America’s proponents of socialized health care often point to Europe as having the ideal system – one in which Church institutions and governments have been able to collaborate in providing high-quality, universal health care. But a look behind the curtain of apparent harmony tells a much different story: the great collaboration often tends to be predicated upon Catholic institutions abandoning the moral teaching of the Church and supinely adopting anti-life practices required by law.
Three quarters of Belgians are baptized Catholic, but it has been an open secret for decades now that Catholic moral teaching and sacramental life are no longer taken seriously by the vast majority of Belgians. As in other countries, this trend clearly gained momentum following the widespread public rejection of 1968’s Humanae Vitae, which reaffirmed Catholic magisterial teaching against artificial birth control.
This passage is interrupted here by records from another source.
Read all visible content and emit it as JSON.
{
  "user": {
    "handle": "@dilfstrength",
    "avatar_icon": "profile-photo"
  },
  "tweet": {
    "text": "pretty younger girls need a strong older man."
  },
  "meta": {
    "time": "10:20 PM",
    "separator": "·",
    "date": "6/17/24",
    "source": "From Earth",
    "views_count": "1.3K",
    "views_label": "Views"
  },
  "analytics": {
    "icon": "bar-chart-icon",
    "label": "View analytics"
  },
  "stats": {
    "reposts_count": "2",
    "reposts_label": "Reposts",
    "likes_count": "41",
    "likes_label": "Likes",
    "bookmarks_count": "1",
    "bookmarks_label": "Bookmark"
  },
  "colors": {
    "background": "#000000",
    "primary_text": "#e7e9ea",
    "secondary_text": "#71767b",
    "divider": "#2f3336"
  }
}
Few nations have gone as far down the road of rejecting their Catholic heritage as Belgium. A case in point: euthanasia was legalized in Belgium in 2002. The opposition to euthanasia was led by a number of Catholic groups and individuals whose main argument was that palliative care, particularly expert pain management, was the moral alternative to lethal injections for suffering patients. A law promoting palliative care was actually passed on the same day as the euthanasia law. It is also interesting to note that the law permitting mercy killing actually provides for conscientious objection so that no one will be forced to go against their moral conscience and kill patients.
In a 2006 article entitled “Prevalence and content of written ethics policies on euthanasia in Catholic healthcare institutions in Belgium (Flanders),” however, we find that Catholics were instrumental in the law’s passage. [Flanders is the Dutch speaking region of Belgium.] The primary author of the article is affiliated with the Centre for Biomedical Ethics and Law at the Catholic University of Leuven. Further, the ethics committee of Caritas Flanders, an official Catholic charity under the bishops, gave written approval for this survey of euthanasia practices in Catholic healthcare institutions.
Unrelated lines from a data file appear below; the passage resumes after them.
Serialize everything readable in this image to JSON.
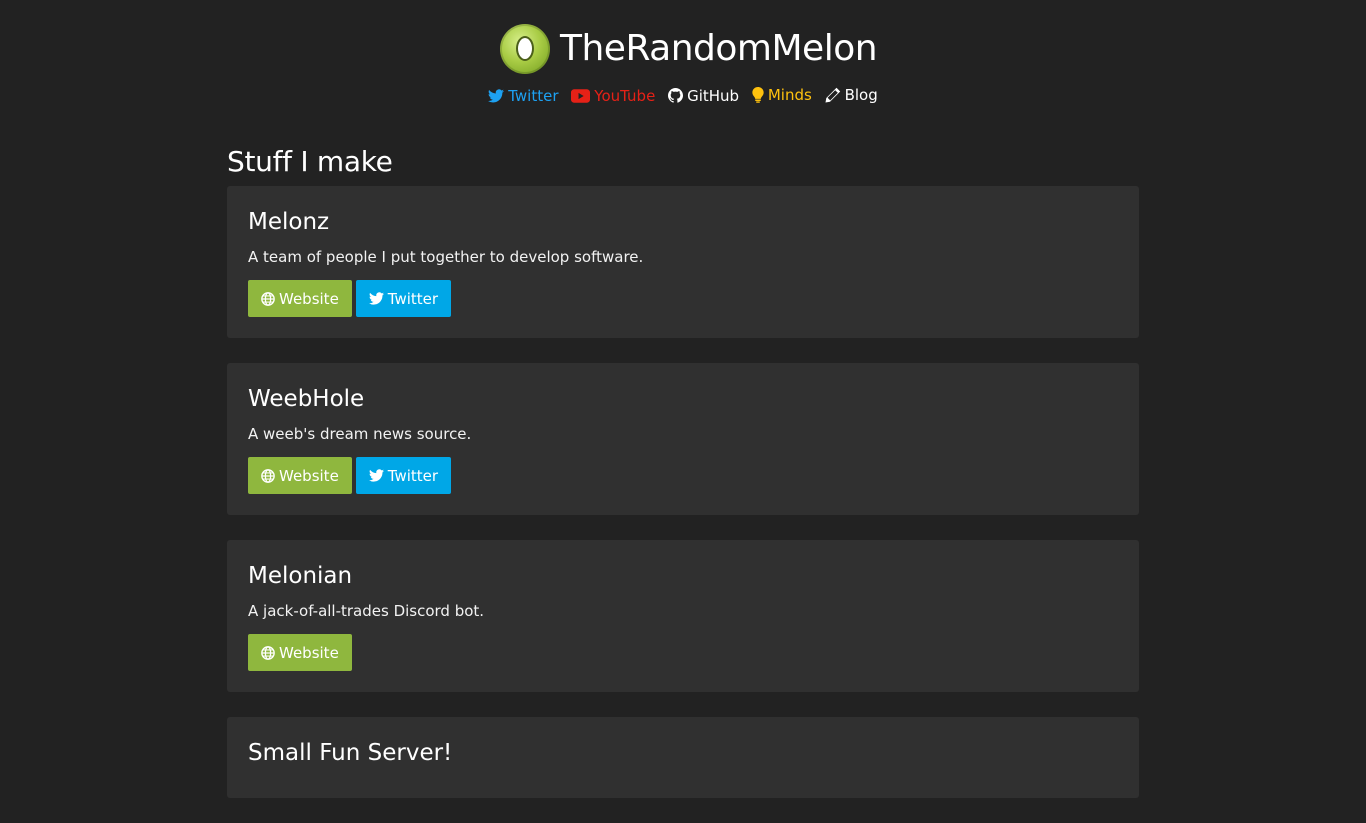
{
  "site": {
    "title": "TheRandomMelon"
  },
  "social": [
    {
      "label": "Twitter",
      "icon": "twitter-icon",
      "color": "#1da1f2"
    },
    {
      "label": "YouTube",
      "icon": "youtube-icon",
      "color": "#e62117"
    },
    {
      "label": "GitHub",
      "icon": "github-icon",
      "color": "#ffffff"
    },
    {
      "label": "Minds",
      "icon": "lightbulb-icon",
      "color": "#fec10e"
    },
    {
      "label": "Blog",
      "icon": "pencil-icon",
      "color": "#ffffff"
    }
  ],
  "section": {
    "title": "Stuff I make"
  },
  "projects": [
    {
      "name": "Melonz",
      "description": "A team of people I put together to develop software.",
      "buttons": {
        "website": "Website",
        "twitter": "Twitter"
      }
    },
    {
      "name": "WeebHole",
      "description": "A weeb's dream news source.",
      "buttons": {
        "website": "Website",
        "twitter": "Twitter"
      }
    },
    {
      "name": "Melonian",
      "description": "A jack-of-all-trades Discord bot.",
      "buttons": {
        "website": "Website"
      }
    },
    {
      "name": "Small Fun Server!"
    }
  ],
  "colors": {
    "background": "#222222",
    "card": "#303030",
    "website_button": "#8fb73e",
    "twitter_button": "#00a7e7"
  }
}
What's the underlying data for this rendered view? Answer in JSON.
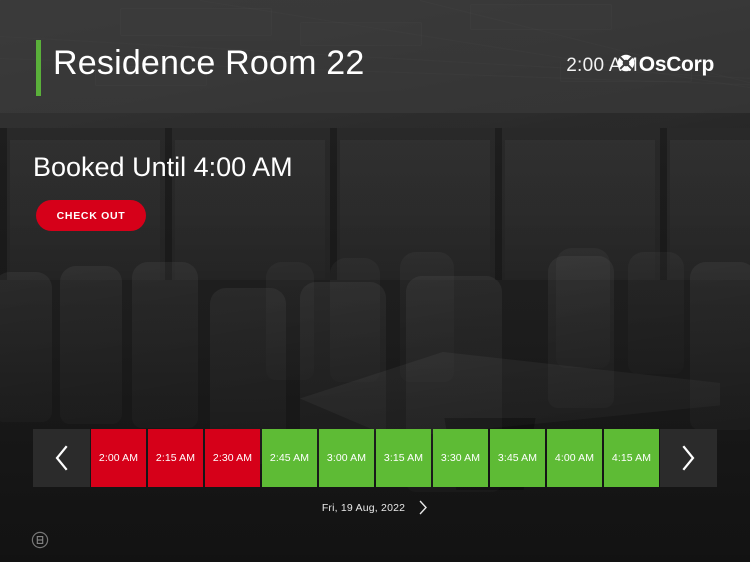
{
  "header": {
    "room_title": "Residence Room 22",
    "current_time": "2:00 AM",
    "brand_name": "OsCorp",
    "brand_icon": "lifebuoy-icon",
    "accent_color": "#5ab03a"
  },
  "status": {
    "headline": "Booked Until 4:00 AM",
    "checkout_label": "CHECK OUT",
    "checkout_color": "#d60019"
  },
  "timeline": {
    "prev_icon": "chevron-left-icon",
    "next_icon": "chevron-right-icon",
    "busy_color": "#d60019",
    "free_color": "#5ebb35",
    "slots": [
      {
        "time": "2:00 AM",
        "state": "busy"
      },
      {
        "time": "2:15 AM",
        "state": "busy"
      },
      {
        "time": "2:30 AM",
        "state": "busy"
      },
      {
        "time": "2:45 AM",
        "state": "free"
      },
      {
        "time": "3:00 AM",
        "state": "free"
      },
      {
        "time": "3:15 AM",
        "state": "free"
      },
      {
        "time": "3:30 AM",
        "state": "free"
      },
      {
        "time": "3:45 AM",
        "state": "free"
      },
      {
        "time": "4:00 AM",
        "state": "free"
      },
      {
        "time": "4:15 AM",
        "state": "free"
      }
    ]
  },
  "date_bar": {
    "date_label": "Fri, 19 Aug, 2022",
    "next_icon": "chevron-right-icon"
  },
  "footer": {
    "badge_icon": "circle-b-icon"
  }
}
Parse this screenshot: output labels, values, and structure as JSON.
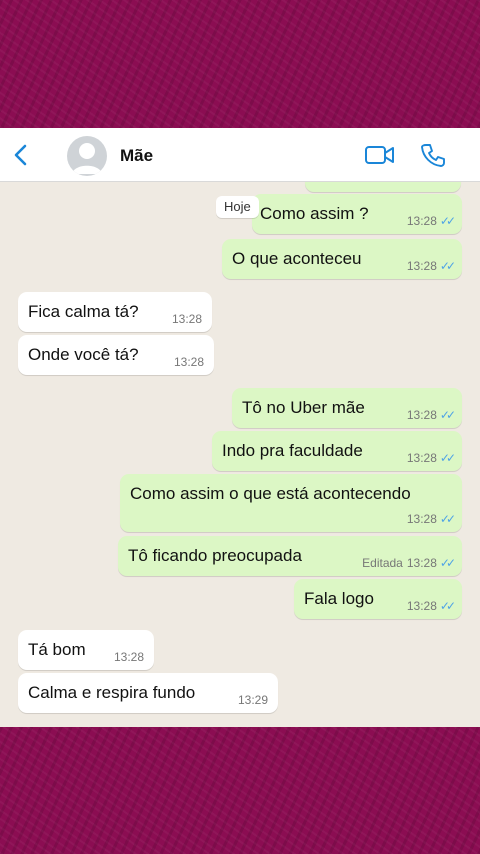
{
  "contact": {
    "name": "Mãe"
  },
  "icons": {
    "back": "chevron-left-icon",
    "avatar": "person-icon",
    "video": "video-camera-icon",
    "call": "phone-icon",
    "read": "double-check-icon"
  },
  "colors": {
    "accent": "#1a86d8",
    "outgoing_bubble": "#dcf7c5",
    "incoming_bubble": "#ffffff",
    "chat_bg": "#efeae2",
    "ticks": "#4fa3e6"
  },
  "date_separator": "Hoje",
  "messages": [
    {
      "text": "Como assim ?",
      "time": "13:28",
      "read_mark": "✓✓"
    },
    {
      "text": "O que aconteceu",
      "time": "13:28",
      "read_mark": "✓✓"
    },
    {
      "text": "Fica calma tá?",
      "time": "13:28"
    },
    {
      "text": "Onde você tá?",
      "time": "13:28"
    },
    {
      "text": "Tô no Uber mãe",
      "time": "13:28",
      "read_mark": "✓✓"
    },
    {
      "text": "Indo pra faculdade",
      "time": "13:28",
      "read_mark": "✓✓"
    },
    {
      "text": "Como assim o que está acontecendo",
      "time": "13:28",
      "read_mark": "✓✓"
    },
    {
      "text": "Tô ficando preocupada",
      "edited": "Editada",
      "time": "13:28",
      "read_mark": "✓✓"
    },
    {
      "text": "Fala logo",
      "time": "13:28",
      "read_mark": "✓✓"
    },
    {
      "text": "Tá bom",
      "time": "13:28"
    },
    {
      "text": "Calma e respira fundo",
      "time": "13:29"
    }
  ]
}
The responses reported in the study from Catholic healthcare institutions in Belgium were telling. According to the authors of the study, only 1 Catholic hospital and 6 Catholic nursing homes reported policies that completely prohibited euthanasia. These institutions represent only 3% of the hospitals and 13% of nursing homes. The survey of general directors of these officially Catholic facilities reported that 7% of hospitals and 13% of nursing homes refused to allow the killing of “competent terminally ill patients,” since to do so would go against the “Christian values of the institution.” This means that 93% of these hospitals allowed euthanasia of competent terminally ill patients and 87% of nursing homes did the same in Belgian Flanders.
Lest one think that these findings are not reflective of the general situation, this was a major study of all 298 Catholic healthcare institutions representing 56% and 33% respectively of all the hospitals and nursing homes in Flanders. Furthermore, the response rate to the questionnaire was very high, at 81% for hospitals and 62% for nursing homes.
Catholic healthcare institutions in Dutch-speaking parts of Belgium by and large have adopted the attitude that palliative care should be actively promoted to reduce the number of euthanasia requests, but the proposal of palliative care should not be “used as an impenetrable barrier making euthanasia impossible to perform.” They are also much less willing to euthanize incompetent terminally ill and non-terminally ill patients, although their written ethics policies generally allow for euthanasia here as well in “exceptional cases.” 
The article summarizes the Belgian situation correctly: “The statements of the Roman Catholic Magisterium on euthanasia are, in Catholic healthcare institutions, no longer generally accepted as the legitimate foundation for developing their own ethics policies.” The authors even provide a footnote to the Congregation for the Doctrine of the Faith’s “Declaration on Euthanasia” from 1980 to emphasize that the clear position of the Catholic Church against euthanasia is known and rejected in Belgium.
It is false advertizing for most if not all of these institutions to call themselves Catholic. In fact, the “Christian values” accepted by the vast majority of these hospitals and nursing homes are based on and in conformity with something other than the Magisterium of the Catholic Church. They should be required to choose between calling themselves Catholic and performing euthanasia and, in all probability, a host of other morally offensive practices. That they have not yet been asked to do so makes it appear as if the label “Catholic” can be interpreted to endorse contradictory moral positions and practices. This cannot be allowed to continue.
 93% of Flemish Catholic hospital ethics policies provided for respecting conscientious objection, but 88% of these stipulated that the conscientious objector refer the patient to another physician within the Catholic institution rather than to an outside institution. Ibid; 175.
 Gastmans C. et al. Prevalence and content of written ethics policies on euthanasia in Catholic healthcare institutions in Belgium (Flanders). Health Policy 76 (2006) 169-178.
 Ibid; 172.
 Ibid; 173.
 Ibid; 173.
 Ibid; 169.
 Ibid; 176.
 Ibid; 174.
 Ibid; 176.